[Data records for software interfaces]
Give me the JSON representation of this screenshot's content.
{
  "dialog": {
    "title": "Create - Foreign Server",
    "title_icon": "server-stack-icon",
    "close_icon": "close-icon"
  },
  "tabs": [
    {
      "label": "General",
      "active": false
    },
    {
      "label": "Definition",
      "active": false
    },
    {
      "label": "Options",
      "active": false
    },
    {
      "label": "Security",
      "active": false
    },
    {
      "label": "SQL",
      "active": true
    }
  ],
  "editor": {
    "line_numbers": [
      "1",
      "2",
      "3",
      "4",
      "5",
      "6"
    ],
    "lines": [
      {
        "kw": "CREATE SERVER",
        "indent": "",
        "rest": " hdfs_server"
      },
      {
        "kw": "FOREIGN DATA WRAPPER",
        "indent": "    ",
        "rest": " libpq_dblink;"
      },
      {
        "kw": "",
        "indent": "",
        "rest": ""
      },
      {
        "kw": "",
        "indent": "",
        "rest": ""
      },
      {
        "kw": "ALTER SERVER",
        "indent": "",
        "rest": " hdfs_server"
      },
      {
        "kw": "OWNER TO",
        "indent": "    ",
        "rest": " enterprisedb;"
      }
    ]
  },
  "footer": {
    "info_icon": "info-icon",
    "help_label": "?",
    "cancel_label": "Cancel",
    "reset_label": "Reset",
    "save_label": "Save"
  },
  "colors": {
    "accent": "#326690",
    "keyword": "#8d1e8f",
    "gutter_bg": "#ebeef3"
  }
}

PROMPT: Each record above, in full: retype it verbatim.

FINISHED TASK:
Give me the JSON representation of this screenshot's content.
{
  "dialog": {
    "title": "Create - Foreign Server",
    "title_icon": "server-stack-icon",
    "close_icon": "close-icon"
  },
  "tabs": [
    {
      "label": "General",
      "active": false
    },
    {
      "label": "Definition",
      "active": false
    },
    {
      "label": "Options",
      "active": false
    },
    {
      "label": "Security",
      "active": false
    },
    {
      "label": "SQL",
      "active": true
    }
  ],
  "editor": {
    "line_numbers": [
      "1",
      "2",
      "3",
      "4",
      "5",
      "6"
    ],
    "lines": [
      {
        "kw": "CREATE SERVER",
        "indent": "",
        "rest": " hdfs_server"
      },
      {
        "kw": "FOREIGN DATA WRAPPER",
        "indent": "    ",
        "rest": " libpq_dblink;"
      },
      {
        "kw": "",
        "indent": "",
        "rest": ""
      },
      {
        "kw": "",
        "indent": "",
        "rest": ""
      },
      {
        "kw": "ALTER SERVER",
        "indent": "",
        "rest": " hdfs_server"
      },
      {
        "kw": "OWNER TO",
        "indent": "    ",
        "rest": " enterprisedb;"
      }
    ]
  },
  "footer": {
    "info_icon": "info-icon",
    "help_label": "?",
    "cancel_label": "Cancel",
    "reset_label": "Reset",
    "save_label": "Save"
  },
  "colors": {
    "accent": "#326690",
    "keyword": "#8d1e8f",
    "gutter_bg": "#ebeef3"
  }
}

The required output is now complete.